▸ Activity
Could you copy every record exactly, leaving the pictures behind?

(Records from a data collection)
....................
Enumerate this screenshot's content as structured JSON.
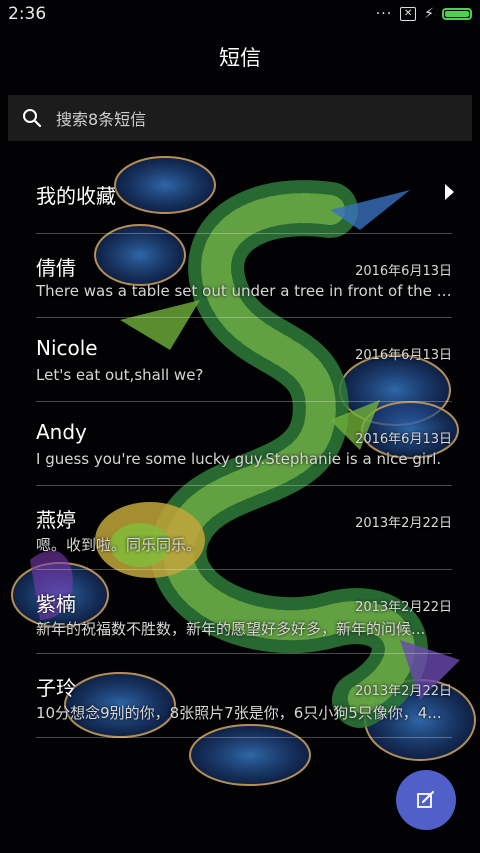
{
  "status_bar": {
    "time": "2:36",
    "more_dots": "···",
    "sim_icon": "no-sim-icon",
    "charging_icon": "bolt-icon",
    "battery_icon": "battery-icon",
    "battery_color": "#4fd04f"
  },
  "header": {
    "title": "短信"
  },
  "search": {
    "placeholder": "搜索8条短信",
    "icon": "search-icon"
  },
  "favorites": {
    "label": "我的收藏",
    "icon": "chevron-right-icon"
  },
  "conversations": [
    {
      "name": "倩倩",
      "date": "2016年6月13日",
      "preview": "There was a table set out under a tree in front of the ho..."
    },
    {
      "name": "Nicole",
      "date": "2016年6月13日",
      "preview": "Let's eat out,shall we?"
    },
    {
      "name": "Andy",
      "date": "2016年6月13日",
      "preview": "I guess you're some lucky guy.Stephanie is a nice girl."
    },
    {
      "name": "燕婷",
      "date": "2013年2月22日",
      "preview": "嗯。收到啦。同乐同乐。"
    },
    {
      "name": "紫楠",
      "date": "2013年2月22日",
      "preview": "新年的祝福数不胜数，新年的愿望好多好多，新年的问候..."
    },
    {
      "name": "子玲",
      "date": "2013年2月22日",
      "preview": "10分想念9别的你，8张照片7张是你，6只小狗5只像你，4..."
    }
  ],
  "fab": {
    "icon": "compose-icon",
    "color": "#5160c8"
  }
}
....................
▸ Written answer
Enumerate this screenshot's content as structured JSON.
{
  "status_bar": {
    "time": "2:36",
    "more_dots": "···",
    "sim_icon": "no-sim-icon",
    "charging_icon": "bolt-icon",
    "battery_icon": "battery-icon",
    "battery_color": "#4fd04f"
  },
  "header": {
    "title": "短信"
  },
  "search": {
    "placeholder": "搜索8条短信",
    "icon": "search-icon"
  },
  "favorites": {
    "label": "我的收藏",
    "icon": "chevron-right-icon"
  },
  "conversations": [
    {
      "name": "倩倩",
      "date": "2016年6月13日",
      "preview": "There was a table set out under a tree in front of the ho..."
    },
    {
      "name": "Nicole",
      "date": "2016年6月13日",
      "preview": "Let's eat out,shall we?"
    },
    {
      "name": "Andy",
      "date": "2016年6月13日",
      "preview": "I guess you're some lucky guy.Stephanie is a nice girl."
    },
    {
      "name": "燕婷",
      "date": "2013年2月22日",
      "preview": "嗯。收到啦。同乐同乐。"
    },
    {
      "name": "紫楠",
      "date": "2013年2月22日",
      "preview": "新年的祝福数不胜数，新年的愿望好多好多，新年的问候..."
    },
    {
      "name": "子玲",
      "date": "2013年2月22日",
      "preview": "10分想念9别的你，8张照片7张是你，6只小狗5只像你，4..."
    }
  ],
  "fab": {
    "icon": "compose-icon",
    "color": "#5160c8"
  }
}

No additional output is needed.